Saturday, May 5, 2012


The wool has been spun, plyed, wound into skeins, washed, dyed, dried and wound into balls. Now it's all set to be knitted into a pair of socks.

Friday, May 4, 2012

Plying wool for socks

I spun two half-bobbins of wool with the wheel moving clockwise, and then plyed the two together with the wheel moving anticlockwise, to give a smoother, stronger yarn. This is my second attempt at spinning for the socks I have in mind. The first lot wasn't thin enough. I suspect I was in too much of a hurry to put my idea into practice!  I plan to dye the wool today. The sun is shining so it will dry quickly and then I can start knitting.

Of Rules and Regulations

Yesterday I spent the day listening to experts talking about various crafts, from watercolour painting to sewing a leather waistcoat. It was very interesting hearing people who are passionate about their subjects. They gave tips about techniques, where to find supplies, new developments, etc.

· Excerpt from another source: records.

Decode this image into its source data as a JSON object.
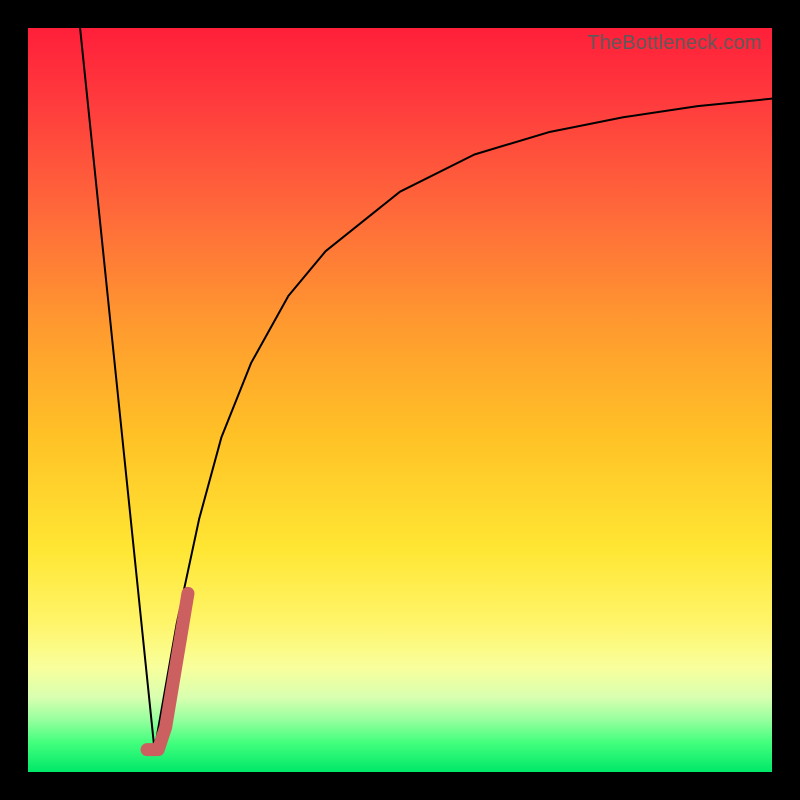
{
  "watermark": "TheBottleneck.com",
  "chart_data": {
    "type": "line",
    "title": "",
    "xlabel": "",
    "ylabel": "",
    "xlim": [
      0,
      100
    ],
    "ylim": [
      0,
      100
    ],
    "grid": false,
    "legend": false,
    "series": [
      {
        "name": "descending-left-line",
        "x": [
          7,
          17
        ],
        "y": [
          100,
          3
        ],
        "color": "#000000",
        "stroke_width": 2
      },
      {
        "name": "ascending-main-curve",
        "x": [
          17,
          20,
          23,
          26,
          30,
          35,
          40,
          50,
          60,
          70,
          80,
          90,
          100
        ],
        "y": [
          3,
          20,
          34,
          45,
          55,
          64,
          70,
          78,
          83,
          86,
          88,
          89.5,
          90.5
        ],
        "color": "#000000",
        "stroke_width": 2
      },
      {
        "name": "highlight-segment",
        "x": [
          16,
          17.5,
          18.5,
          19.5,
          20.5,
          21.5
        ],
        "y": [
          3,
          3,
          6,
          12,
          18,
          24
        ],
        "color": "#cc5f5f",
        "stroke_width": 13
      }
    ]
  }
}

I now know what Irish crochet is and I learnt a new way of knitting a neat and flexible ribbing.

I gradually realised that the purpose of the day was to clarify the rules and regulations for an upcoming competition. The margin around your pewter picture must be between 5mm and 10mm wide; your woven curtain tiebacks must be identical; the yarn you knit your sweater with must be 100% wool, and so on. When they said that the string you tie your labels together with must be 20cm long, they lost me. I see how these rules come about and I admire those who can follow them. But as someone who doesn't do front-side, back-side tatting, it's just not me.

Wednesday, May 2, 2012

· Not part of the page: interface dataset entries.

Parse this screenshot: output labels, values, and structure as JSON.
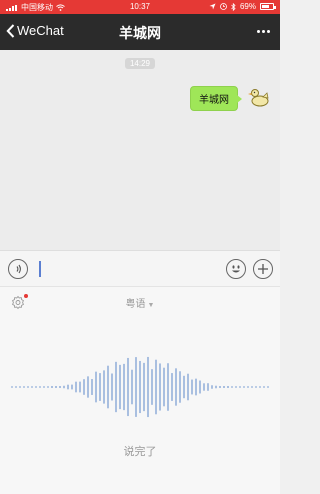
{
  "status_bar": {
    "carrier": "中国移动",
    "time": "10:37",
    "battery": "69%",
    "battery_level": 0.69
  },
  "nav": {
    "back_label": "WeChat",
    "title": "羊城网"
  },
  "chat": {
    "timestamp": "14:29",
    "message": "羊城网"
  },
  "voice_input": {
    "language": "粤语",
    "done_label": "说完了"
  },
  "colors": {
    "status_bar": "#e53935",
    "nav_bar": "#2b2b2b",
    "bubble": "#9fe658",
    "wave": "#a9bfe0"
  },
  "icons": {
    "back": "chevron-left-icon",
    "more": "more-icon",
    "voice": "voice-icon",
    "emoji": "emoji-icon",
    "plus": "plus-icon",
    "settings": "gear-icon",
    "dropdown": "chevron-down-icon"
  }
}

Tatting by day, spinning at night

Yesterday I made progress on my edging. Today we went to town.  I did quite a bit of  'handbag tatting' when Jack was in the Farmers' Co-op and various other places. I think 'sanity tatting' might be a better name.

Last evening I started spinning for some socks. I've been reading about 'afterthought heels' and I want to try it out. I can't really see myself replacing the heel on a sock, but I like to try out new techniques. You knit a tube, putting a waste thread at the point where the heel will be, then later pick up the stitched both sides of the waste thread and knit a heel. The idea is that if the heel wears out, you can just remove it and replace it. I have to spin a fair bit more before I get to that stage!

Tuesday, May 1, 2012

Another Rainbow

At the meeting where I gave Ans her hat, one of the other ladies asked if I'd do her some rainbow wool to make a tea cosy. My husbands says it's sacrilege to use such beautiful wool for such a mundane purpose. But wool is a good insulator, so it will be 'fit for purpose' - it will just be a superior sort of tea cosy! Carien wants to adapt the hat pattern to knit the tea cosy herself, so I'll give her the pattern I printed out from Ravelry and leave her to it.